# [What you need to do]
In the records that come next, find every line with "text". Return those lines.

(Data for this exercise Opens)

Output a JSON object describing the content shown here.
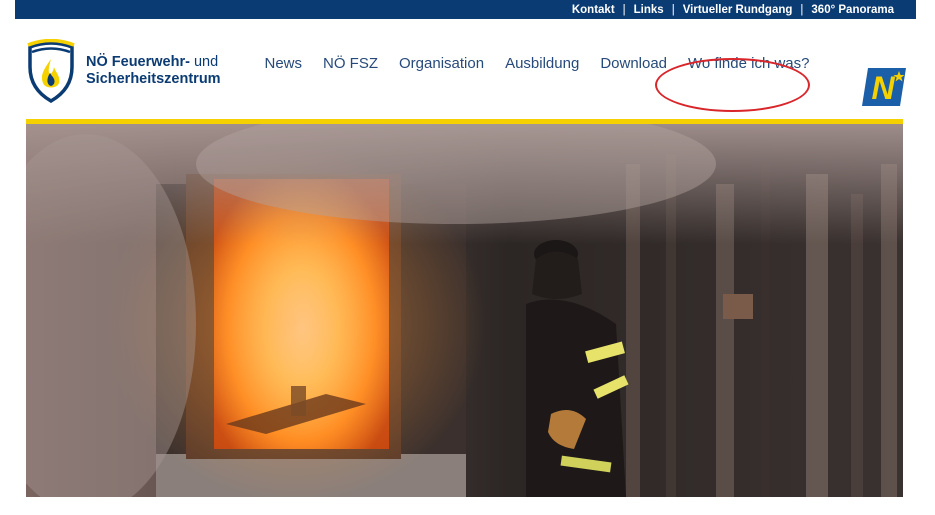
{
  "topbar": {
    "links": [
      "Kontakt",
      "Links",
      "Virtueller Rundgang",
      "360° Panorama"
    ],
    "separator": "|"
  },
  "logo": {
    "line1_bold": "NÖ Feuerwehr-",
    "line1_light": " und",
    "line2": "Sicherheitszentrum"
  },
  "nav": {
    "items": [
      "News",
      "NÖ FSZ",
      "Organisation",
      "Ausbildung",
      "Download",
      "Wo finde ich was?"
    ]
  },
  "noe_logo": {
    "letter": "N"
  },
  "colors": {
    "brand_blue": "#0b3b73",
    "accent_yellow": "#f5d100",
    "annotation_red": "#d8262b"
  },
  "icons": [
    "fire-service-shield-logo",
    "noe-state-logo"
  ]
}
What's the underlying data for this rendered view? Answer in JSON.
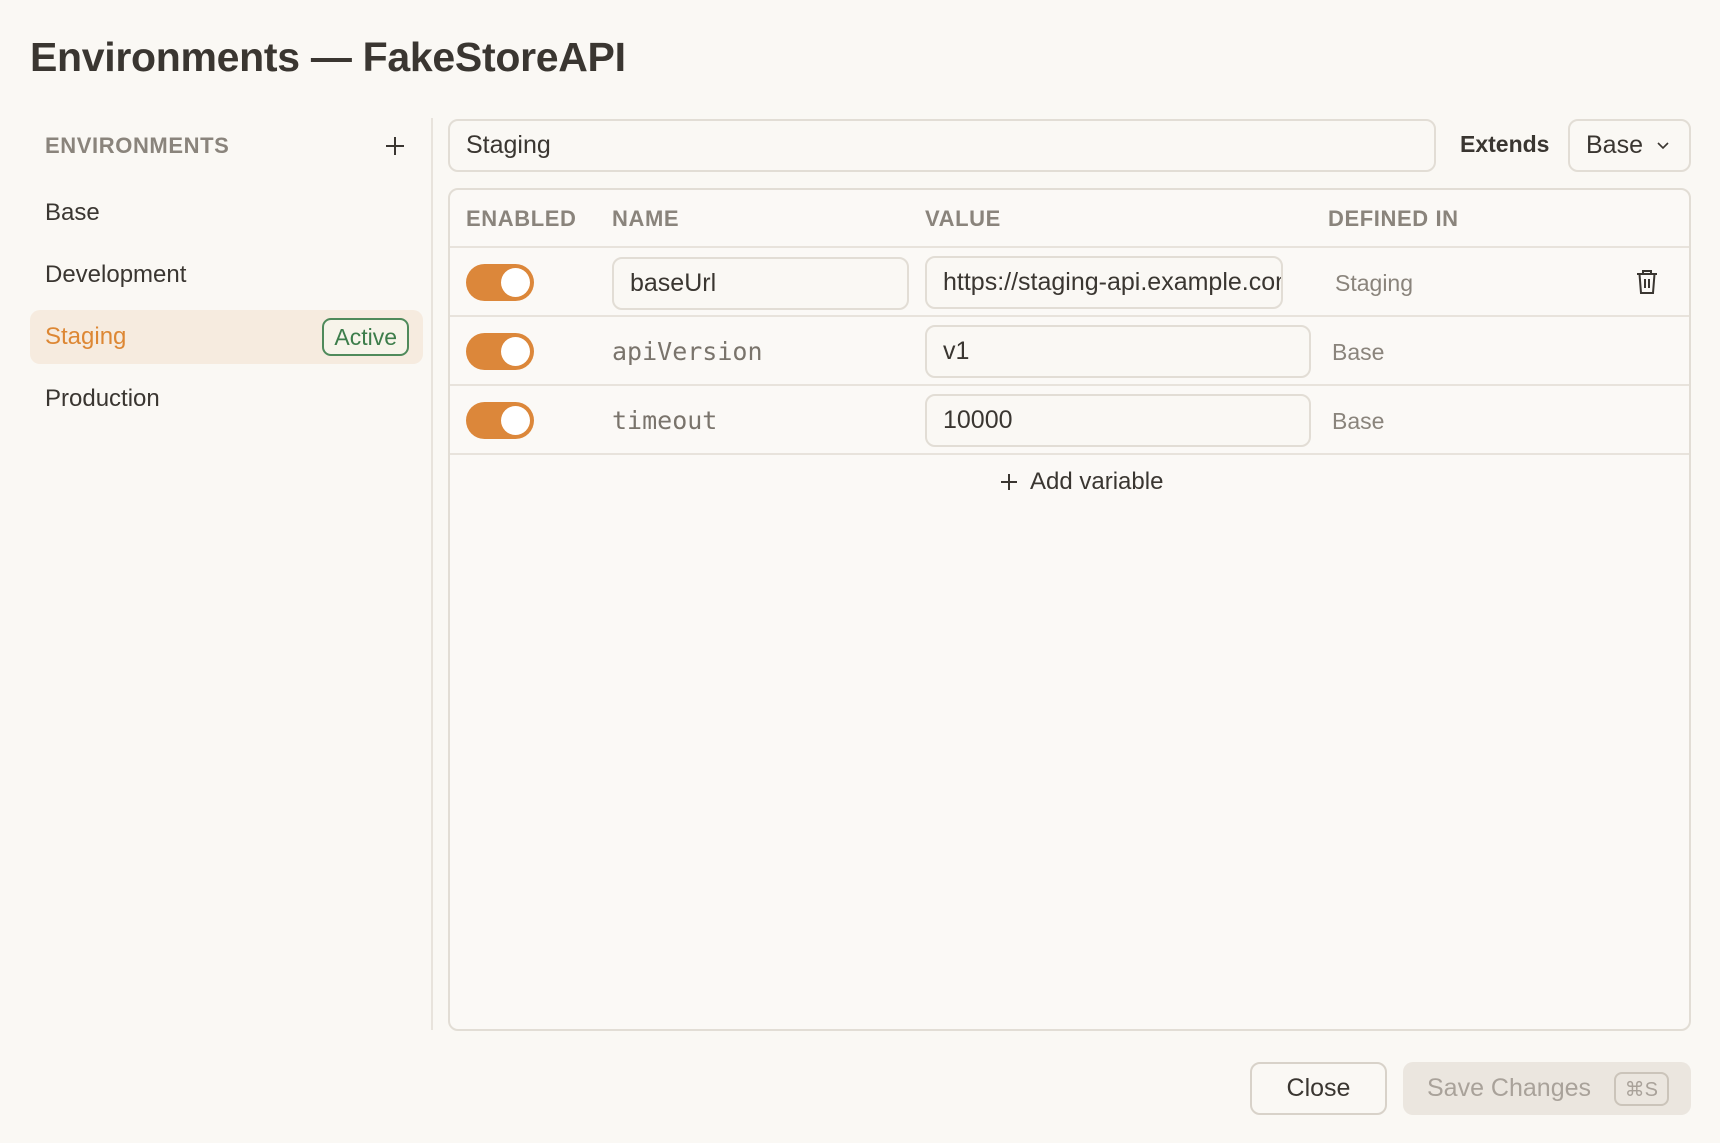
{
  "dialog": {
    "title": "Environments — FakeStoreAPI"
  },
  "sidebar": {
    "header": "ENVIRONMENTS",
    "add_icon": "plus-icon",
    "items": [
      {
        "label": "Base",
        "active": false
      },
      {
        "label": "Development",
        "active": false
      },
      {
        "label": "Staging",
        "active": true,
        "badge": "Active"
      },
      {
        "label": "Production",
        "active": false
      }
    ]
  },
  "editor": {
    "environment_name": "Staging",
    "extends_label": "Extends",
    "extends_value": "Base",
    "columns": [
      "ENABLED",
      "NAME",
      "VALUE",
      "DEFINED IN"
    ],
    "variables": [
      {
        "enabled": true,
        "name": "baseUrl",
        "value": "https://staging-api.example.com",
        "defined_in": "Staging",
        "editable_name": true
      },
      {
        "enabled": true,
        "name": "apiVersion",
        "value": "v1",
        "defined_in": "Base",
        "editable_name": false
      },
      {
        "enabled": true,
        "name": "timeout",
        "value": "10000",
        "defined_in": "Base",
        "editable_name": false
      }
    ],
    "add_variable_label": "Add variable"
  },
  "footer": {
    "close_label": "Close",
    "save_label": "Save Changes",
    "save_shortcut": "⌘S"
  },
  "colors": {
    "accent": "#dc873a",
    "active_badge": "#3d7d4b",
    "background": "#faf8f4"
  }
}
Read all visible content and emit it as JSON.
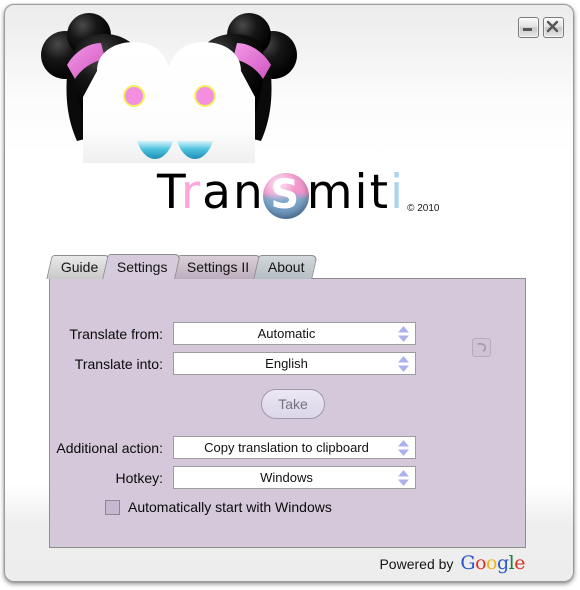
{
  "window": {
    "controls": [
      {
        "name": "minimize-button",
        "label": "minimize-icon"
      },
      {
        "name": "close-button",
        "label": "close-icon"
      }
    ]
  },
  "branding": {
    "logo_parts": [
      {
        "text": "T",
        "color": "#000000"
      },
      {
        "text": "r",
        "color": "#ffa6dd"
      },
      {
        "text": "an",
        "color": "#000000"
      },
      {
        "text": "S",
        "color": "#ffffff",
        "badge": true
      },
      {
        "text": "mit",
        "color": "#000000"
      },
      {
        "text": "i",
        "color": "#a8d4f0"
      }
    ],
    "logo_full": "TranSmiti",
    "copyright": "© 2010",
    "mascot_alt": "twin-bun-girl-mascot"
  },
  "tabs": [
    {
      "label": "Guide",
      "active": false
    },
    {
      "label": "Settings",
      "active": true
    },
    {
      "label": "Settings II",
      "active": false
    },
    {
      "label": "About",
      "active": false
    }
  ],
  "settings": {
    "translate_from": {
      "label": "Translate from:",
      "value": "Automatic"
    },
    "translate_into": {
      "label": "Translate into:",
      "value": "English"
    },
    "swap_button": "swap-languages-icon",
    "take_button": "Take",
    "additional_action": {
      "label": "Additional action:",
      "value": "Copy translation to clipboard"
    },
    "hotkey": {
      "label": "Hotkey:",
      "value": "Windows"
    },
    "autostart": {
      "label": "Automatically start with Windows",
      "checked": false
    }
  },
  "footer": {
    "powered_by": "Powered by",
    "google": [
      {
        "letter": "G",
        "color": "#2a56c6"
      },
      {
        "letter": "o",
        "color": "#d93025"
      },
      {
        "letter": "o",
        "color": "#f2b50e"
      },
      {
        "letter": "g",
        "color": "#2a56c6"
      },
      {
        "letter": "l",
        "color": "#188038"
      },
      {
        "letter": "e",
        "color": "#d93025"
      }
    ]
  },
  "colors": {
    "panel_bg": "#d4c8da",
    "tab_active_bg": "#d6cadd",
    "window_bg_top": "#ececec",
    "accent_pink": "#ffa6dd",
    "accent_blue": "#a8d4f0",
    "spinner_arrow": "#aeb2ec"
  }
}
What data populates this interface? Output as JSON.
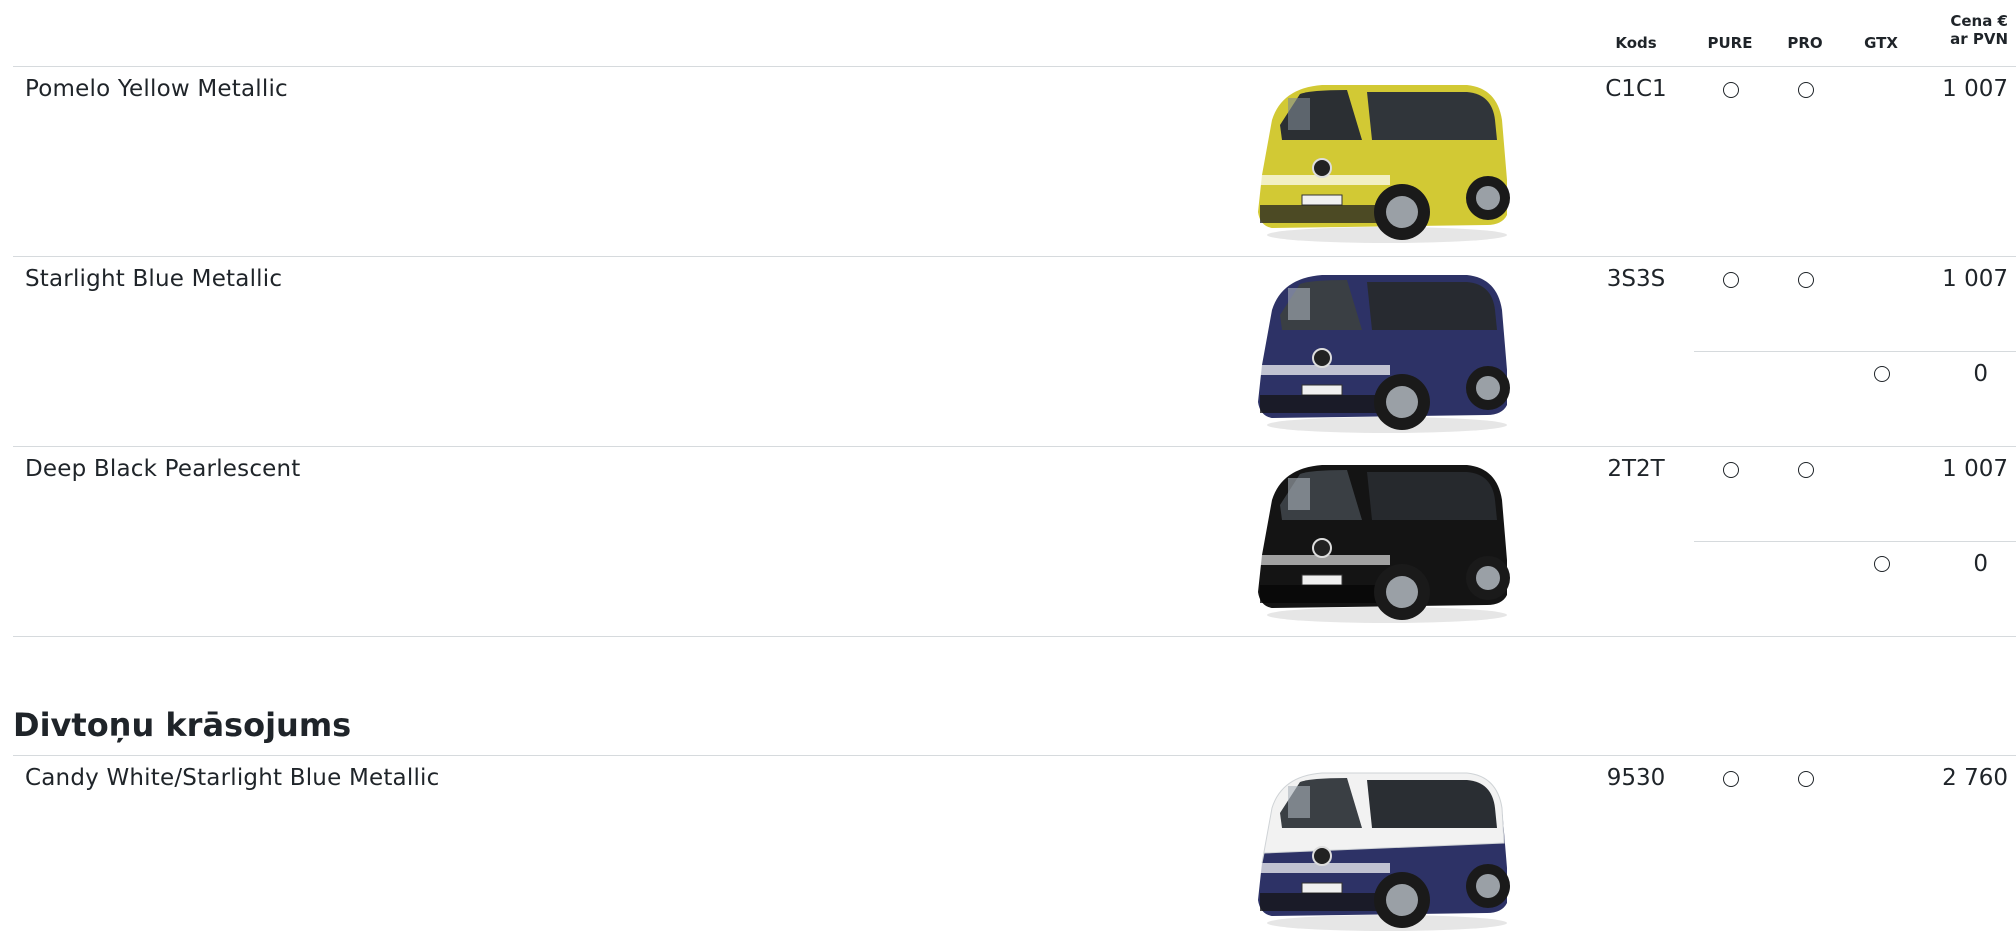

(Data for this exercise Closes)

# [Completed exercise]
        "text": "T",
        "text": "r",
        "text": "an",
        "text": "S",
        "text": "mit",
        "text": "i",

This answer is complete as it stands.